• Required action
Filter the entries down to the lines holding "Open", then copy those lines.

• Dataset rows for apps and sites
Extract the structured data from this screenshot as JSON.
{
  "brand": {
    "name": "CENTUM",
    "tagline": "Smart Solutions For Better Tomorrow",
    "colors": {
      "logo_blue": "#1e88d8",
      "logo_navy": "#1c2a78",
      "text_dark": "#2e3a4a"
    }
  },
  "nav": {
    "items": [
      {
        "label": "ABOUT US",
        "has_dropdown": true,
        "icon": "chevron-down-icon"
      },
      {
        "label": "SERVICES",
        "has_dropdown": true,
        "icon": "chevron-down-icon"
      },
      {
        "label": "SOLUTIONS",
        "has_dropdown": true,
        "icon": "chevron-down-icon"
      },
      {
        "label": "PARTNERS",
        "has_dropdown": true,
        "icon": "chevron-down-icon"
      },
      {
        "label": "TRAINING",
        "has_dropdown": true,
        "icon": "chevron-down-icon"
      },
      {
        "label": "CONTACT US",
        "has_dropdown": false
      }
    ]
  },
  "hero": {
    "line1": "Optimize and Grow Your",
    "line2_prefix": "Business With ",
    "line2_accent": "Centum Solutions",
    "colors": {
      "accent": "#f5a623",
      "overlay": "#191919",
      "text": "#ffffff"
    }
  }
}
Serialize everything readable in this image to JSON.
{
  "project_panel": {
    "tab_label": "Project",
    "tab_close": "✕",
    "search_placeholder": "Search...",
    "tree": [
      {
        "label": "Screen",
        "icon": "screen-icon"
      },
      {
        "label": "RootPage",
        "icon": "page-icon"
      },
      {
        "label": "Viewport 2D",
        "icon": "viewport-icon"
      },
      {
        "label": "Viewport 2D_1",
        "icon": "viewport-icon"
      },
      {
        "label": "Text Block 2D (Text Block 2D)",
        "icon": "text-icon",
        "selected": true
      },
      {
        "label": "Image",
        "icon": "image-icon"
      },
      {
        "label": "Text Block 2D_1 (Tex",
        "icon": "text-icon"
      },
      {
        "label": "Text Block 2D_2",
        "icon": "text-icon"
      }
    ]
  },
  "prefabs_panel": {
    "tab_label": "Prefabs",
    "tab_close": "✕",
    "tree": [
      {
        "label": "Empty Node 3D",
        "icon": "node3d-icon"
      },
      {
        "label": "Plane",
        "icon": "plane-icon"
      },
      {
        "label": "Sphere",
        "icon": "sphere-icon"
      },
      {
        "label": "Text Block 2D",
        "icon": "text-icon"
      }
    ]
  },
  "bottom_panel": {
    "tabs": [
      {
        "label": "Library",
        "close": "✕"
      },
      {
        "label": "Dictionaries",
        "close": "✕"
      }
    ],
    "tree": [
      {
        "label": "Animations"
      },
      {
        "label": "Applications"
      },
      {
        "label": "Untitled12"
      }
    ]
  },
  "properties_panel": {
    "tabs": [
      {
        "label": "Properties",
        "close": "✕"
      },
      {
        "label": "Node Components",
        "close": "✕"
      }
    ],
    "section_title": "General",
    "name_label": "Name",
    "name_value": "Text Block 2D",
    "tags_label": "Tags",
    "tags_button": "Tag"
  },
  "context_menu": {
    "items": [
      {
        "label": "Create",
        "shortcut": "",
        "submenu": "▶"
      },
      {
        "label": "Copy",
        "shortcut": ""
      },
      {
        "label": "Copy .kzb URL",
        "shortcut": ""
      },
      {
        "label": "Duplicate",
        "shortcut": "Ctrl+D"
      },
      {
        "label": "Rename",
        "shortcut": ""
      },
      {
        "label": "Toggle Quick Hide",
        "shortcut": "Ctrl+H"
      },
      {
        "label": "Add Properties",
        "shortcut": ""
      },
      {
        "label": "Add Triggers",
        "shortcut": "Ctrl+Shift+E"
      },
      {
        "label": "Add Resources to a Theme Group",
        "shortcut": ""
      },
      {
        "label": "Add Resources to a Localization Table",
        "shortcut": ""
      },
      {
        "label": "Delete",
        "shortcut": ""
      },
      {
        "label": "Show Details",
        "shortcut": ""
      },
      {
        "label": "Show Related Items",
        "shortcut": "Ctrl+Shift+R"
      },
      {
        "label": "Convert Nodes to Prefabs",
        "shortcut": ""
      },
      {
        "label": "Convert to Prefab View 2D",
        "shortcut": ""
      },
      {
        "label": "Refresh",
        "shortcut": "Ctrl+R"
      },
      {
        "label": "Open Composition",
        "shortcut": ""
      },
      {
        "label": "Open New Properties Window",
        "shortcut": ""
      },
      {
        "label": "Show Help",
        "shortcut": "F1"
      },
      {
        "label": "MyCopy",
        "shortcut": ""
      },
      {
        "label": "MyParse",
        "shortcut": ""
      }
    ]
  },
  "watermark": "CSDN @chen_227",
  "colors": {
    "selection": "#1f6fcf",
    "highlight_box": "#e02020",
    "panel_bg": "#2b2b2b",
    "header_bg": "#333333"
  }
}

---

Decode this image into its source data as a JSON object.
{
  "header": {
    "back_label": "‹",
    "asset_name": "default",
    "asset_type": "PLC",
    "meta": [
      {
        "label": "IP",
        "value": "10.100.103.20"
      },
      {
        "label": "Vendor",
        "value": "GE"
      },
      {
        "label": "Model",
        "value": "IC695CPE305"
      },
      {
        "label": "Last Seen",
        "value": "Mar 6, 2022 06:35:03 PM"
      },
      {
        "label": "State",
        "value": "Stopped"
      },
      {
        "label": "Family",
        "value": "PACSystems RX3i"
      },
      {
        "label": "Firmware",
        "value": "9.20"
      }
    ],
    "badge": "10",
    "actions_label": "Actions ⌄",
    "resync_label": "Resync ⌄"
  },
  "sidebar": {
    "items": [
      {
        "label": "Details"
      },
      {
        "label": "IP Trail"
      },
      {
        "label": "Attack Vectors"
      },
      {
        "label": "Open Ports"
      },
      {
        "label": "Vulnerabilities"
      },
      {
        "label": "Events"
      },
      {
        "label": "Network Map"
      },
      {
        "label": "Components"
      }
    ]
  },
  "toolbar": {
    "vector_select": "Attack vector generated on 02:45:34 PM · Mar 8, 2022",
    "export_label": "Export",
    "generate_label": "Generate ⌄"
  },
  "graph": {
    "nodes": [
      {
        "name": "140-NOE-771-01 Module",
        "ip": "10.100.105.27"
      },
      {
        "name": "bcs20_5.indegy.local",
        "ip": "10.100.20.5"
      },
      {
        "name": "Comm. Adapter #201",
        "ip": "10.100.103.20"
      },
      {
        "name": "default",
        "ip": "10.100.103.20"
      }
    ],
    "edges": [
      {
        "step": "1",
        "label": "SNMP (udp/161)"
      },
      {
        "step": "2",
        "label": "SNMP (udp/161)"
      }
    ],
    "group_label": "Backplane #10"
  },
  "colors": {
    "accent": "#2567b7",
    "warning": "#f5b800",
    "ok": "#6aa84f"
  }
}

• Exercise solution
        "label": "Open Composition",
        "label": "Open New Properties Window",
        "label": "Open Ports"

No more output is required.